▶ _Work instructions_:
Leave out the pictures and copy every record exactly.

Start of Input data

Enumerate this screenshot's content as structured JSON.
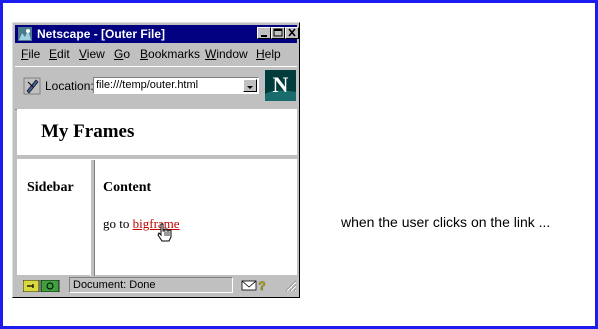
{
  "window": {
    "title": "Netscape - [Outer File]",
    "menu": [
      "File",
      "Edit",
      "View",
      "Go",
      "Bookmarks",
      "Window",
      "Help"
    ]
  },
  "location_bar": {
    "label": "Location:",
    "url": "file:///temp/outer.html"
  },
  "frames": {
    "top": {
      "title": "My Frames"
    },
    "sidebar": {
      "heading": "Sidebar"
    },
    "content": {
      "heading": "Content",
      "prefix": "go to ",
      "link_text": "bigframe"
    }
  },
  "status_bar": {
    "text": "Document: Done"
  },
  "caption": "when the user clicks on the link ...",
  "colors": {
    "slide_border": "#1c1cf0",
    "titlebar": "#000080",
    "link": "#c00000",
    "chrome": "#c0c0c0"
  }
}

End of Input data

▶ _Problem solution_:
Enumerate this screenshot's content as structured JSON.
{
  "window": {
    "title": "Netscape - [Outer File]",
    "menu": [
      "File",
      "Edit",
      "View",
      "Go",
      "Bookmarks",
      "Window",
      "Help"
    ]
  },
  "location_bar": {
    "label": "Location:",
    "url": "file:///temp/outer.html"
  },
  "frames": {
    "top": {
      "title": "My Frames"
    },
    "sidebar": {
      "heading": "Sidebar"
    },
    "content": {
      "heading": "Content",
      "prefix": "go to ",
      "link_text": "bigframe"
    }
  },
  "status_bar": {
    "text": "Document: Done"
  },
  "caption": "when the user clicks on the link ...",
  "colors": {
    "slide_border": "#1c1cf0",
    "titlebar": "#000080",
    "link": "#c00000",
    "chrome": "#c0c0c0"
  }
}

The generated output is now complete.